By sending out the letter as soon as possible, you discourage the trucking company from hiding or damaging evidence. If they try something anyway, some state laws allow the victim to sue an individual or company for “spoliation,” which is the act of destroying or tampering with evidence.

Protect Your Interests by Protecting the Evidence

A piece of evidence like data from the truck’s electronic control module or a download of the trucker’s cell phone log could be instrumental in proving fault in your accident lawsuit, but you need to take steps to protect it. Some trucking company’s first priority is to protect their profits, and some will have no qualms about tampering with evidence if it hurts your case against them.

Your attorney should send out a preservation of evidence letter as soon as possible to prevent the trucking company from tampering with any evidence. You probably have a ton on your mind in the immediate aftermath of an accident, but it’s critical that you don’t wait. That one piece of correspondence has the potential to make or break the entire case, and it can be the difference between you getting compensated for your injury or not.

For more advice on trucking accidents, you can find Semitruck Wreck on Amazon.

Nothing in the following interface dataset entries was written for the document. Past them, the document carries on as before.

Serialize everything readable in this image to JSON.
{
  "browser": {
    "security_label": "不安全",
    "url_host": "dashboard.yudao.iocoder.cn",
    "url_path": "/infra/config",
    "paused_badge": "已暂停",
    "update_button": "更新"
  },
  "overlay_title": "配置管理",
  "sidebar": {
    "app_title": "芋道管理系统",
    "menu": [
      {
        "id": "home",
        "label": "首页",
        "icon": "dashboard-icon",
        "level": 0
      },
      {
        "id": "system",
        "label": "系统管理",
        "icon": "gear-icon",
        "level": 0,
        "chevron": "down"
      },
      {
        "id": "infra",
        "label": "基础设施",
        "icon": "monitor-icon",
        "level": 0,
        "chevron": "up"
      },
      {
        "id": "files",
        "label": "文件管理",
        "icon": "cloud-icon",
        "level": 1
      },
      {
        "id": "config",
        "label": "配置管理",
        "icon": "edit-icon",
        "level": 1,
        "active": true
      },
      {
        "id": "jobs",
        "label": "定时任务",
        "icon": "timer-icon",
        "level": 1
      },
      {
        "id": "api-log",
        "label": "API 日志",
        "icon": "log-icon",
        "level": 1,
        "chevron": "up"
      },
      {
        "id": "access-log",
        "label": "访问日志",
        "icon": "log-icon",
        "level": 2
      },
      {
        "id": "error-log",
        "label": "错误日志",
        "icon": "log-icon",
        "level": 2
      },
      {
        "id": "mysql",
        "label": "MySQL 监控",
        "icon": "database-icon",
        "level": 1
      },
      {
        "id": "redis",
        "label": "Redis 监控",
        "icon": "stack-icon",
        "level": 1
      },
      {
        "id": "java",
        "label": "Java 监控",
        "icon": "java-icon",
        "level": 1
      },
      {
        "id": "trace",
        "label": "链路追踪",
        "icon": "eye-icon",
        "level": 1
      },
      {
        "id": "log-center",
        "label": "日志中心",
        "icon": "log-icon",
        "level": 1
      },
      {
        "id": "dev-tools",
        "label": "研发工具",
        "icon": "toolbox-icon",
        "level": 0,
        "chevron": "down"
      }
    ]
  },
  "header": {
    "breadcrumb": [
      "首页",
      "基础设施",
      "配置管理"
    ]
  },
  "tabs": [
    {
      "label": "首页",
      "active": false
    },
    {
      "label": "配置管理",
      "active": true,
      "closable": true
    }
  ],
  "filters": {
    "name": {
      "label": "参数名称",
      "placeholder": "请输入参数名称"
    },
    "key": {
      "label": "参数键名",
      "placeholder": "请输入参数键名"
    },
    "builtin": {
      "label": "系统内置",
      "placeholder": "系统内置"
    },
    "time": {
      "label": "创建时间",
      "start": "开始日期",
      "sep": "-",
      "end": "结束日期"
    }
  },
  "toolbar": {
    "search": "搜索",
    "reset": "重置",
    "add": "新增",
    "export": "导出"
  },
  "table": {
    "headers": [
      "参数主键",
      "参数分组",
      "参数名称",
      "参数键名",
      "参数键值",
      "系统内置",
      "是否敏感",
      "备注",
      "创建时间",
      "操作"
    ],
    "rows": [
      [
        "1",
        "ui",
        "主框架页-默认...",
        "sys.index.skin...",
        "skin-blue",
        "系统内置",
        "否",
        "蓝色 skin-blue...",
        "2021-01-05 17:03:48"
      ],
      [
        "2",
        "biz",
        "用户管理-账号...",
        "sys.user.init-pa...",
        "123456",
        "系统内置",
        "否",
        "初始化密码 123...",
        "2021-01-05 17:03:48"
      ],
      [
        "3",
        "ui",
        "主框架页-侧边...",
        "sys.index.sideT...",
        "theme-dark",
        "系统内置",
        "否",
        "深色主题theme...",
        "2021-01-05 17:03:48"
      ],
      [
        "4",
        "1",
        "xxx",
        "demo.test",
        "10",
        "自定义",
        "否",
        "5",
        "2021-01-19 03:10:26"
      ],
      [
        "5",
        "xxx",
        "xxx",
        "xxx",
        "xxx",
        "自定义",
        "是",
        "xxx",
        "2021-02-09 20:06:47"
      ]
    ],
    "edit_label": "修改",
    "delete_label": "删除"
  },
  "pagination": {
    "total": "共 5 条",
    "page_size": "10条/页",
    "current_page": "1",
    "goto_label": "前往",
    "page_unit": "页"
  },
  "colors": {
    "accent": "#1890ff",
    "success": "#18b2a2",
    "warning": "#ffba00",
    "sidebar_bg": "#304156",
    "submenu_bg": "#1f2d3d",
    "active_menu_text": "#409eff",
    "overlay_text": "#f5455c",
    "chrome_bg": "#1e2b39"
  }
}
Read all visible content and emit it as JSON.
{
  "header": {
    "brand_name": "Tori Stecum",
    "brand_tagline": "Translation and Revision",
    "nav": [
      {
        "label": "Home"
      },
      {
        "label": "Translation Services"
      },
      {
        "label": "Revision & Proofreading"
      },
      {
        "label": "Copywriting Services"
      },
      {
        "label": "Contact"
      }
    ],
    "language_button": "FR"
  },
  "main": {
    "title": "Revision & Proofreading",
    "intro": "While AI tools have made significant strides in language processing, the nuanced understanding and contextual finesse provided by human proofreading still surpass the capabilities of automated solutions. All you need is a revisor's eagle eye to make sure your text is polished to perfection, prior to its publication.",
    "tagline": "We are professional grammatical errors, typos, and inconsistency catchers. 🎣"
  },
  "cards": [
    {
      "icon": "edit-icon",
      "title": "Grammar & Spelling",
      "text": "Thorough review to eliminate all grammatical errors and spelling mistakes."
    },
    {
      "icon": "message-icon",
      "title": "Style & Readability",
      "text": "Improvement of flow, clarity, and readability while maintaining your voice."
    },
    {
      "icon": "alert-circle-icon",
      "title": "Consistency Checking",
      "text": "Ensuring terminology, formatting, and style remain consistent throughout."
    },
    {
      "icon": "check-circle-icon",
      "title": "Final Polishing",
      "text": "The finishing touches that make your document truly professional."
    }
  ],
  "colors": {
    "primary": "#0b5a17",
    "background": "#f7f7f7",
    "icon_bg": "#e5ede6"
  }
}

David W. Craig is the managing partner at the law firm of Craig, Kelley & Faultless LLC. He is board certified in Truck Accident Law. David sits on the board of regents for the Academy of Truck Accident Attorneys (ATAA) and has over 30 years of experience representing truck accident victims. David is a member of the Multi-Million Dollar Advocates Forum and a proud recipient of the Thurgood Marshall “Fighting for Justice” Award. He was also named a top 10 trucking trial lawyer in Indiana by the National Trial Lawyers Association. To connect with David, visit ckflaw.com.